The decision was made by Justice Baragwanath at the High Court at Auckland. The facts of this case were that Mrs Dicks contracted with Hobson Swan (HS) to buy a section of land at Hobsonville and a house that was in the course of construction.

The council issued the consent on the house, carried out inspections during the course of construction and ultimately issued a code compliance certificate. Mrs Dicks settled on the purchase of the house which has turned out to be a leaky home.

The expert testimony was to the effect that the house had to be totally reclad due to water ingress, and that the most economical way of achieving this was to demolish and rebuild the house.

A claim was brought against the council in negligence. A claim in negligence was also brought against HS and builder Mr McDonald personally for the fact that the house is a leaky building, and also in contract for breach of a settlement agreement to remedy the house.

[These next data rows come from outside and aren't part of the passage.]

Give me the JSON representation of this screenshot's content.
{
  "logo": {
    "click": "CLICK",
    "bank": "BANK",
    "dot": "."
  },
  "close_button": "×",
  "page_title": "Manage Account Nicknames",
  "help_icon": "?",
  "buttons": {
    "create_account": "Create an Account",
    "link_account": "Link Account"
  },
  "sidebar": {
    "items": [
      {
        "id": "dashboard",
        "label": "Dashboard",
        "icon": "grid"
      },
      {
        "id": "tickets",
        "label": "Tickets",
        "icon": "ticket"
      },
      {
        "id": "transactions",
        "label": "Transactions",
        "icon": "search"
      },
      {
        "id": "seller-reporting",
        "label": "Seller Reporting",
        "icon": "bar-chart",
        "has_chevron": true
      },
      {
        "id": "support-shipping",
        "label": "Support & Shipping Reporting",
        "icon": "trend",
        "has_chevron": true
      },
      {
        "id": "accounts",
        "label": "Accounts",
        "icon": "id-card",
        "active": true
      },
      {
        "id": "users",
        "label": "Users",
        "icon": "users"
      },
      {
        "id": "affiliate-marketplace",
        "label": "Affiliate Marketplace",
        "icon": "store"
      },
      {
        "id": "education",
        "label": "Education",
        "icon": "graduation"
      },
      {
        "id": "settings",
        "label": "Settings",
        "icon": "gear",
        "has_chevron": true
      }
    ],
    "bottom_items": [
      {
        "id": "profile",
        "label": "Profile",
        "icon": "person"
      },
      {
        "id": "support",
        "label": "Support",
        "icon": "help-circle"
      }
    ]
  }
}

In relation to the contract claim, on May 20, 2005, following a Judicial Settlement Conference, Dicks, HS and McDonald entered into an agreement whereby HS would carry out restorative repair work at the property. These works were not performed properly, and this settlement agreement was cancelled by Mrs Dicks.

The focus of the court inquiry was on the liability of the respective parties. As is often the case in leaky building claims, the conclusion that it was a leaky building was easily reached by the court. The key finding as to the cause of water ingress at the house was the fact that HS failed to install any form of sealant at the joints around the windows.

The court held that HS owed Dicks a duty in both contract and tort, and breached a duty to exercise reasonable care to achieve a sound building as is required of a developer.
It also held that Mrs Dicks is entitled to judgment for its failure to maintain proper standards of workmanship in breach of its duty to her.
HS was in liquidation so such a finding would have provided little comfort for Mrs Dicks.

However, the court went on to find Mr McDonald personally liable in negligence to Mrs Dicks. The court ruled that Mr McDonald did not merely direct but actually performed the construction of the house, and was personally responsible for the omission of the seals. He therefore breached the duty of care he owed to Mrs Dicks.

The court also held the council liable. The council had accepted that it owed Mrs Dicks a duty of care, but it disputed the nature of that duty and whether, in this instance, it had breached the duty owed to Mrs Dicks.

In relation to the issue of the building consent, the plans had no directions as to the fitting and sealing of aluminium windows in stucco so as to avoid obvious risk of leakage. The court ruled this as negligent.

In relation to inspections, it was held by the court that it was the task of the council to establish and enforce a system that would give effect to the Building Code.
Because of the crucial importance of seals as the substitute for cavities and flashings, it should have had a system whereby during inspections, there was a check made for the presence of seals.

It was ruled that the council had breached its duty of care by failing to ensure the plans had instruction for seals, and also for failing to check for the presence of seals while carrying out inspections during the course of construction.
Accordingly, the council was found liable to the plaintiffs.

This decision is important in that it lays down at High Court level clearly the liability of the council, and also finds personal liability on parties that go onto a site and carry out some of the construction work, albeit in the name of their company.